Improved communication and collaboration across the whole supply chain are necessary to help the UK poultry sector learn to live with bird flu.
And disease control policies must be adaptable to new scientific evidence to help improve the speed of decision-making and subsequent actions, ensuring that up-to-date information is disseminated to all involved.
Those were some of the key messages from a new report jointly produced by the University of Edinburgh’s Global Academy of Agriculture and Food Systems and the Centre of Innovation Excellence in Livestock (CIEL).
Report author, Professor Lisa Boden, said the desk review study and stakeholder interviews had shown the need for the sector to better communicate risk to an environment that included not only the poultry industry, smallholders, and backyard flock owners, but the supply chain, rural economy and the natural environment.
The report comes at a time when the UK has faced an epidemic of cases. Since October 2022, there have been 176 recorded cases in poultry (149 in England, 21 in Scotland, 5 in Wales and 1 in Northern Ireland), as well as seeing huge numbers of seabirds affected.
As a result, the government has taken several stringent biosecurity measures, including the Housing Order, demanding birds are kept indoors and updates to the compensation scheme, as well as exploring vaccination alternatives. Vaccine trials are taking place and being intensely monitored in Italy, France, and the Netherlands.
Boden said the poultry industry played a vital role in communicating and managing risk and that it was important to identify critical control points.
And she said interviews with farmers had shown a knowledge gap in parts of the industry as to what happens with an outbreak and the legal obligation that farmers face in reporting suspect cases to the Animal Health and Plant Agency (AHPA)
The report highlights some of the critical challenges facing the sector: the severe negative impact of the disease is well-known, but some of the mental health issues facing farmers are less so. There is variable biosecurity implementation on farms and differences in awareness of industry and government guidance and regulations, particularly among backyard flock keepers.
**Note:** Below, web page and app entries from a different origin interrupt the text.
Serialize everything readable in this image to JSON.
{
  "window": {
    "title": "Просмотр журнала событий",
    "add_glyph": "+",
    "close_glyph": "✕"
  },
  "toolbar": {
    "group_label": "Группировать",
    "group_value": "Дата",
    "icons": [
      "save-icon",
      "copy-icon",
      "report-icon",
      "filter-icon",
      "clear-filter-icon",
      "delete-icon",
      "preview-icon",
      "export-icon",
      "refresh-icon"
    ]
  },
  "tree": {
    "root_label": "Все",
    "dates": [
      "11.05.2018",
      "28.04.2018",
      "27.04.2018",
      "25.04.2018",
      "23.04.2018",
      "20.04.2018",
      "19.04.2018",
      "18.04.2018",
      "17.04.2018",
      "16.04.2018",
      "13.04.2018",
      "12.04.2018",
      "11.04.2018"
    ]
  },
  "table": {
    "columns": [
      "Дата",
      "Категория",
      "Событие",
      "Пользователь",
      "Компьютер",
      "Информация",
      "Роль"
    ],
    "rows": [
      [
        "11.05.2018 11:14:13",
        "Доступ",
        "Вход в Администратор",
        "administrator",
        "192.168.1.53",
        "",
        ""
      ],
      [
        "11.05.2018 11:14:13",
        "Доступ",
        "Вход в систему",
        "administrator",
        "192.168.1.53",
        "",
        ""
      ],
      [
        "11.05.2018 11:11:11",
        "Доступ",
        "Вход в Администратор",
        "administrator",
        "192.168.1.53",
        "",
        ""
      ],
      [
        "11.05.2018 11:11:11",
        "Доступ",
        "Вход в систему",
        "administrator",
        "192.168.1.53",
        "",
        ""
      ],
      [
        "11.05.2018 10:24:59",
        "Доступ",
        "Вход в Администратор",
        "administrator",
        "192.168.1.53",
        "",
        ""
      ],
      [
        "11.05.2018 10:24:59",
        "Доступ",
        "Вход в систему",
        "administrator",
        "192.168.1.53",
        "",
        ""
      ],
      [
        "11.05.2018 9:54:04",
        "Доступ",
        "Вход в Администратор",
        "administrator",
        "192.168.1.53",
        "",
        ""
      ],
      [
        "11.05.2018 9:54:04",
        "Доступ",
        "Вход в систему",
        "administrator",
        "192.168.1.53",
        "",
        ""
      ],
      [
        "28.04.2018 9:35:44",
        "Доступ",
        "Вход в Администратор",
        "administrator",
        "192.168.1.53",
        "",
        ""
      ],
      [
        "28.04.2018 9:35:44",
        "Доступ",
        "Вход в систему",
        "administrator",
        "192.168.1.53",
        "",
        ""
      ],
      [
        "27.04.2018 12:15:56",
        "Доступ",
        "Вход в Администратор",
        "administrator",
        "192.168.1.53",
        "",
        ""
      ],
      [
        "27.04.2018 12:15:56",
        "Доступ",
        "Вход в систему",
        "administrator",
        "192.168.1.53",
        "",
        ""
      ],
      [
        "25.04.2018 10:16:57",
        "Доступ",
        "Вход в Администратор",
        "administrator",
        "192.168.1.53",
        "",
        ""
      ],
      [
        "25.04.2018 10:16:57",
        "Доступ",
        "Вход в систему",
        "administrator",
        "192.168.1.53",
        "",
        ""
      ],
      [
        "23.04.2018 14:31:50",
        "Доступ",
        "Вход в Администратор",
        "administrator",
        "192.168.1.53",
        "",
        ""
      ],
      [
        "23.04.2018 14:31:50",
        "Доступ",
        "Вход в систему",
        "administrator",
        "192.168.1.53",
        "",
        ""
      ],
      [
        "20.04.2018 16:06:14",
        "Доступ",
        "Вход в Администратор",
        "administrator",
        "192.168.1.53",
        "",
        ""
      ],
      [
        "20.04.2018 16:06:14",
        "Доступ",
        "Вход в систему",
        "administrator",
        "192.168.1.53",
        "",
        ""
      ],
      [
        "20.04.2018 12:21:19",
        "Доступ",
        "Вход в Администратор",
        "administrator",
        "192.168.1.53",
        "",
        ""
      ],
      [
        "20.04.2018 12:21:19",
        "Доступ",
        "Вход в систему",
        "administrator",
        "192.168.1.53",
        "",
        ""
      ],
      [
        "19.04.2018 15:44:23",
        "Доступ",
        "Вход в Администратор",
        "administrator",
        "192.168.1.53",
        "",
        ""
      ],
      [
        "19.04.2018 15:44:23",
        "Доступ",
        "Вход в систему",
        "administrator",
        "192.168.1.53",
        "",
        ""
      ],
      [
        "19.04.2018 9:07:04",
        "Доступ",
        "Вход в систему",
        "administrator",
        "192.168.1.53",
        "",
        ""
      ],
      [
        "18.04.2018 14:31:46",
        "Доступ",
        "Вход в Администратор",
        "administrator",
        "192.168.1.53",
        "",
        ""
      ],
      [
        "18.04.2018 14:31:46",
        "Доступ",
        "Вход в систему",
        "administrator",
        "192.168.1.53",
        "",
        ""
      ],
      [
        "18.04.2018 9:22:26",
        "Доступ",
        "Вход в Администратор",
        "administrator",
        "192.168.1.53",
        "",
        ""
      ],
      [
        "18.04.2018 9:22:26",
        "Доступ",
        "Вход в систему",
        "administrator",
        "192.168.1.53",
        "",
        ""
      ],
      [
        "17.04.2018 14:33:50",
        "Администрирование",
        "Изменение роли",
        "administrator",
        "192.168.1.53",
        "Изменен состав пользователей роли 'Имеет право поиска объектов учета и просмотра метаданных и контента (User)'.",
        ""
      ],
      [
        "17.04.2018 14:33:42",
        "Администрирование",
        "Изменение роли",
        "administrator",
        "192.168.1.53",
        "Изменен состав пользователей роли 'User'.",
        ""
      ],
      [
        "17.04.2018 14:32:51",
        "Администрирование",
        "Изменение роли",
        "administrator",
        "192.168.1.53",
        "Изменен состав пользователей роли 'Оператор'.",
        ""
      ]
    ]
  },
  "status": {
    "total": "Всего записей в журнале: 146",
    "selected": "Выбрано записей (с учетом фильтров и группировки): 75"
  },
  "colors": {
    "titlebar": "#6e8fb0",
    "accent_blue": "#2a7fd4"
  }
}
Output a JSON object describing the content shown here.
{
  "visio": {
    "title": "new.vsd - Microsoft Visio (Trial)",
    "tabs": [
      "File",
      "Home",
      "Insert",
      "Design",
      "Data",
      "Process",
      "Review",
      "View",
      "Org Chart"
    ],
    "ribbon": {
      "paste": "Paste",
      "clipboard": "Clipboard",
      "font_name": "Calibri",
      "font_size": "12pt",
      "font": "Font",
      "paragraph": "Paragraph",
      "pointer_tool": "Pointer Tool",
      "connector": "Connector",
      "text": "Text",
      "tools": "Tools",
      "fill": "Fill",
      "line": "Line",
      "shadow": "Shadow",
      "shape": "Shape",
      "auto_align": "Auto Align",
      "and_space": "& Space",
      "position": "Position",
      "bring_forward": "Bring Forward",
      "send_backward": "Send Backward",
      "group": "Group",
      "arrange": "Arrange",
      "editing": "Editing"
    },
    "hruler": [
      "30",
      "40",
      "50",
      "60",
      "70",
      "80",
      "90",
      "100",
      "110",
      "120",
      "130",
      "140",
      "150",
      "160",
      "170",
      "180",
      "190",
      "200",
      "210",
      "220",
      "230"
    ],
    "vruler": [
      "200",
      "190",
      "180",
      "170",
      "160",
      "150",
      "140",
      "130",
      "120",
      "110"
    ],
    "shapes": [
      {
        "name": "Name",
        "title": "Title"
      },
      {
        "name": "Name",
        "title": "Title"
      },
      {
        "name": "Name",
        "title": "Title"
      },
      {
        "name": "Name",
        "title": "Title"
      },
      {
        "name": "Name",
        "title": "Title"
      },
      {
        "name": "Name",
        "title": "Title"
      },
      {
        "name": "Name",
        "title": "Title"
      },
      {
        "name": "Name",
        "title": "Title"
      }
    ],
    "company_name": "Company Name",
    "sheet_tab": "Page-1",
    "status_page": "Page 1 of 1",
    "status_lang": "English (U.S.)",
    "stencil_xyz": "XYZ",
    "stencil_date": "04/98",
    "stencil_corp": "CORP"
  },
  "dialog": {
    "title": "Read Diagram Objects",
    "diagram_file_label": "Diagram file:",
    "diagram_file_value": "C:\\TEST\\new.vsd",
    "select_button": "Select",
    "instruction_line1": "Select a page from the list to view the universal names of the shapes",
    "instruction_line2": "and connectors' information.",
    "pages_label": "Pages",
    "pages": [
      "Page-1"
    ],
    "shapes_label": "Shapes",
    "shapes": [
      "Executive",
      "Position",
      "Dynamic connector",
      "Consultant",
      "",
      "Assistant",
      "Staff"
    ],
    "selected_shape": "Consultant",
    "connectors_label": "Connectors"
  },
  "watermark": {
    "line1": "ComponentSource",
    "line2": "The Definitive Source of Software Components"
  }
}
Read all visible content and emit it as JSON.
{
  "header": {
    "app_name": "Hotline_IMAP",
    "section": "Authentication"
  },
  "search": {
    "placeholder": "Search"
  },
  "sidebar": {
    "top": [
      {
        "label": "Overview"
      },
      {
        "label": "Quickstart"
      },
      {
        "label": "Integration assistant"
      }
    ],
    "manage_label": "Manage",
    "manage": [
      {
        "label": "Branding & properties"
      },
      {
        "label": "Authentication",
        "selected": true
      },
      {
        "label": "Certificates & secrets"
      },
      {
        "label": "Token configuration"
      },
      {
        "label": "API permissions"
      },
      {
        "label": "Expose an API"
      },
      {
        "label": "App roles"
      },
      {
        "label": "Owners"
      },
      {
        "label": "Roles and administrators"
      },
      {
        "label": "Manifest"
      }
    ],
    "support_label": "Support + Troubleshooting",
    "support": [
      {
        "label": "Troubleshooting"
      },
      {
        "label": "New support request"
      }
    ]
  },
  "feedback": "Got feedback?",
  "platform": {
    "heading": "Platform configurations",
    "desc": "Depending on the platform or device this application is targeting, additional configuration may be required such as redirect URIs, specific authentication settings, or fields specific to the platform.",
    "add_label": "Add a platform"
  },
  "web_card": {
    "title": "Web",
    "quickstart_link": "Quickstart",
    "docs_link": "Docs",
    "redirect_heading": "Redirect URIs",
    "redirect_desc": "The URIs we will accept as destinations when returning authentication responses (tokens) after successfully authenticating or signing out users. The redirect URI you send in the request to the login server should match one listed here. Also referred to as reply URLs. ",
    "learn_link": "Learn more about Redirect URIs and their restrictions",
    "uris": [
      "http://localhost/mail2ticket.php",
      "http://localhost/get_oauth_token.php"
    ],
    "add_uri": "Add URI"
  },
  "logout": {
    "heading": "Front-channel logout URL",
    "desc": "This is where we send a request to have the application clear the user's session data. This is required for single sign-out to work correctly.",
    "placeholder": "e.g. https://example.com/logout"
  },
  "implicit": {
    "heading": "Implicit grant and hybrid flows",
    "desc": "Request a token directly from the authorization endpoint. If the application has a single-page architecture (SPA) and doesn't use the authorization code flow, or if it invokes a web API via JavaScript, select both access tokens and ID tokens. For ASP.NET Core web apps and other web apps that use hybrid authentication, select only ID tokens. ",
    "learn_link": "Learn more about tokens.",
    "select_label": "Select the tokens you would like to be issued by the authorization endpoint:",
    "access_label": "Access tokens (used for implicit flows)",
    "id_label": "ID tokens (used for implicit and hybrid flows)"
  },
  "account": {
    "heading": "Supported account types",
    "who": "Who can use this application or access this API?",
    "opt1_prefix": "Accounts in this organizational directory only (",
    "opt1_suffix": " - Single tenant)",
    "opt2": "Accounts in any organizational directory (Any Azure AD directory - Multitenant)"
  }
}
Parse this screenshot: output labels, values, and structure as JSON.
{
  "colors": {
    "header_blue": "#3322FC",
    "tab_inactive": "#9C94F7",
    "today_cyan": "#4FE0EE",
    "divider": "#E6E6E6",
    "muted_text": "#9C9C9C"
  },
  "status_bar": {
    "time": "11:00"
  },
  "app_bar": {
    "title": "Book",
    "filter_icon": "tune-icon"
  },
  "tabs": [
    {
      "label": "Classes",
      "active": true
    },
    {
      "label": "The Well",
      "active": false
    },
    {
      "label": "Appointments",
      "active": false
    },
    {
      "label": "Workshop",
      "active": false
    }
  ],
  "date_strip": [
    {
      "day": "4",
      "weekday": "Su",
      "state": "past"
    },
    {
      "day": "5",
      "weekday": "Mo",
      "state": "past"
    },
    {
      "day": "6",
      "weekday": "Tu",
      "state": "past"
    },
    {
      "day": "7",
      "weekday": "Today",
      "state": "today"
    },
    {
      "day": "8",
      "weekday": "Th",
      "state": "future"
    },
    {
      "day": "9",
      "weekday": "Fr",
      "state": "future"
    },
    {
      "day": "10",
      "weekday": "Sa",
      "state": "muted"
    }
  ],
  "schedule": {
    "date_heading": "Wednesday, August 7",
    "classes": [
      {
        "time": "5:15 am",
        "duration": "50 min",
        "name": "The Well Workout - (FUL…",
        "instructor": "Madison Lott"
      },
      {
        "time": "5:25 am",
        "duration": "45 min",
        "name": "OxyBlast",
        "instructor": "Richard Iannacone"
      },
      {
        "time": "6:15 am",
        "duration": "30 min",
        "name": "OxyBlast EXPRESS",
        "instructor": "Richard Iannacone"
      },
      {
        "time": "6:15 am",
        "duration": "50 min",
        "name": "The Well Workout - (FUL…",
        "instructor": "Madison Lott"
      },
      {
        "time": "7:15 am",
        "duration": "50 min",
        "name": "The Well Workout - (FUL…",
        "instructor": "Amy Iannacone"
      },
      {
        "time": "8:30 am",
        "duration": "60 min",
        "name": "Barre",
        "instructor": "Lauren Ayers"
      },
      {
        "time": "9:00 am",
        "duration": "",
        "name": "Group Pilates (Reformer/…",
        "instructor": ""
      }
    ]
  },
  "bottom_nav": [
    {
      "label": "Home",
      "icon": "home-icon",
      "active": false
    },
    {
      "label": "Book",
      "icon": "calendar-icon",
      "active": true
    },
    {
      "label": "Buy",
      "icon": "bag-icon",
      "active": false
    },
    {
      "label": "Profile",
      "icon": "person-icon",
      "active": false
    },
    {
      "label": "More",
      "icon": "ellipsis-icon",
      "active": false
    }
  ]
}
The government is trying to address this as part of its consultation, which is looking at adding every keeper of birds to the Poultry Register.
In a briefing to poultry media, Boden said the research had found concerns regarding vaccine development, especially around performance, frequency of vaccine use, whether it would match the bird flu strain circulating and how to differentiate infected birds from those that have been vaccinated. Investment in clinical trials was seen as critical and the need for a strategy around a particular vaccine essential, so that the sector knew whether it would be used to eradicate or reduce the prevalence of the virus.
Dr Mark Young, head of innovation at CIEL, said the significant degree of variability in biosecurity implementation across the sector due to different perceptions of risk and awareness of regulations and guidance was a concern.
“For future containment of the disease, strict biosecurity is needed on all types of holding, and vigilance and early detection of the disease has to be shared responsibility for poultry producers irrespective of holding size or production system.”
Phil Bicknell, director of CIEL, added that the need for a clear and concise summary of the UK’s current bird flu situation was a key factor in commissioning the report: “Science and innovation were essential to how we successfully live with the risk of bird flu. Research into production systems, vaccine development, advances in genomic sequencing and new technologies to support the rapid detection of the disease could all help manage this disease.
“Government support will continue to be required and enhanced to ensure that all outbreaks are handled promptly and competently.”
*The report can be found here.